Step 3: Figure Out Where to Plant Pineapple...

Picture of Figure Out Where to Plant Pineapple...
Your leftover pineapple top from the previous step is all you need to grow a pineapple. A pineapple is a fruit, so therefore it can produce seeds, but from what I understand seeds are rare in domesticated pineapples. I've personally never gotten any seeds in any of my store bought or home grown pineapples. Because of the lack of an overflowing supply of seeds, using the cutting from the top of an eaten pineapple is the ideal way to go.

For the planting itself, I have found that putting the pineapple top directly into the ground works best. There are other techniques to planting pineapples, such as trimming all of the remaining fruit away leaving just the base of the leaves, then letting the top dry out for a few days, then putting the pineapple top in a glass of water until roots start growing, then finally planting the pineapple top into the ground. I have experimented with these extra steps and haven't had too much luck. Trimming all of the fruit away just seems to kill the pineapple plant, even before it is planted. Root sprouting in water resulted in some very moldy pineapple plants, which ended up no surviving. So with all of these extra steps that you could try, sticking the pineapple top directly into the ground seems to work best.

If you live in a warmer climate, you can plant your pineapple directly into the ground. Where I live, there is an occasional frost each winter, but that's about the worst of the cold weather. My pineapple plants handle that just fine. If your winter weather is any worse than the occasional freeze, plant your pineapple in a pot where you can take it inside.

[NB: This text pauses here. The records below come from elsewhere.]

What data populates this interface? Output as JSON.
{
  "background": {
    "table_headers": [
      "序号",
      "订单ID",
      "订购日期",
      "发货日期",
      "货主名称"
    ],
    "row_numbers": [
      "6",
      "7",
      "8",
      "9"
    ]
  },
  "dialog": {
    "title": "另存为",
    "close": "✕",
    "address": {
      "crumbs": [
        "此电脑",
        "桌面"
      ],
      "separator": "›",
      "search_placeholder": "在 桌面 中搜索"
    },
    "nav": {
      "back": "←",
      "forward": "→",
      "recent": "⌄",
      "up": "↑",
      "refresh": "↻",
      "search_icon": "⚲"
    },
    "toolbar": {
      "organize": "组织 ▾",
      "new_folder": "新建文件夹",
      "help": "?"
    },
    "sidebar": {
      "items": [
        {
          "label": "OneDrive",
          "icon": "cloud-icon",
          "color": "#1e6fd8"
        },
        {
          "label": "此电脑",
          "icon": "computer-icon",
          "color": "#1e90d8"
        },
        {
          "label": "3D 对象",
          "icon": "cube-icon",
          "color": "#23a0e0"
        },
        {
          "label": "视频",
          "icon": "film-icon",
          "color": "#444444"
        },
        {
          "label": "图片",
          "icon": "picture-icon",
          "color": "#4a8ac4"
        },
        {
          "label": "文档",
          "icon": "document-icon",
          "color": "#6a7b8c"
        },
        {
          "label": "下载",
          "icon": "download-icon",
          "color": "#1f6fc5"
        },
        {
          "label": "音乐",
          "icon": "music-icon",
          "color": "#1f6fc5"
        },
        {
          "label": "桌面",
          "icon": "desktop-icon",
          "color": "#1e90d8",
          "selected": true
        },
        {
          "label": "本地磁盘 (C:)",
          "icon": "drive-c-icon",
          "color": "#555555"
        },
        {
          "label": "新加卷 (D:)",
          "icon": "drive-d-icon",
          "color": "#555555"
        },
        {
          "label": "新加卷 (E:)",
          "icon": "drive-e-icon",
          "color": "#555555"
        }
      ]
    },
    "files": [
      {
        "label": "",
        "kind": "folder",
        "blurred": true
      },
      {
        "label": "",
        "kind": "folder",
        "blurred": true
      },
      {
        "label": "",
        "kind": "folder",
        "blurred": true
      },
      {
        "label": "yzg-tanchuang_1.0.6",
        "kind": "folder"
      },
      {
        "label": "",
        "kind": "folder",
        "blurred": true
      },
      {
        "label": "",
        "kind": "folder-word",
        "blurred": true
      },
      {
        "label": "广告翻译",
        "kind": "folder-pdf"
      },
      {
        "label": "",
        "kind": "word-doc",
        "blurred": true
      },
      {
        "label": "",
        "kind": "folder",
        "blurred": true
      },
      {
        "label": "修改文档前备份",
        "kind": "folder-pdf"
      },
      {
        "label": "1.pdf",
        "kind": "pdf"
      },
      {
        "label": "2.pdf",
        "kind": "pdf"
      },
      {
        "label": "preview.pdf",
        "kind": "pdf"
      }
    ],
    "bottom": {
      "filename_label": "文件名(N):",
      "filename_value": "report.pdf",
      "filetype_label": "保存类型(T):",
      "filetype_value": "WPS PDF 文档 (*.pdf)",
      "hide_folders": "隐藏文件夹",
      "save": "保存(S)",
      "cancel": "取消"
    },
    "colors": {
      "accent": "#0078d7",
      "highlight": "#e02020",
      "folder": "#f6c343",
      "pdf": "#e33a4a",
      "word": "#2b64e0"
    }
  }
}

When you pick out a spot (or pot) for your pineapple, make sure it has room. The plants grow to about five feet across and get spiny leaves, so take that into consideration when deciding where you plant your pineapple.
desertrock2 years ago
I'm from Dickinson, Texas and I have been growing a pineapple plant. It pretty neat idea this has been a successful story.
bbaril3 years ago
It is soo true about the extra steps. I tried with no success to grow a pineapple that way. I just put the top in a pot this time and it got happy. I will try next time to leave a little of the meat on. I am so glad someone else has the same opinion
jeff-o7 years ago
Shame I live in Canada. I'd fill my backyard with pineapple plants if possible!
Plant Pot!
amb1126 years ago
I have found many seeds in the pineapples I buy. I have actually grow little seedlings by putting them in a baggie with some wet paper towel in the window
phip7 years ago
I wanted to point out that pineapples are actually bromeliads, and so do not ever have seeds. The reproduce using "pups" from their base, exactly what you are doing here. Once a pineapple plant flowers and grows a fruit, that plant will never produce fruit again. The fruit sprout around them though. Much like bananas in this way.
pineapples do have seeds, i have seen them from time to time. i usually find them on larger pineapples about 1/4 to 1/2" in from the outside.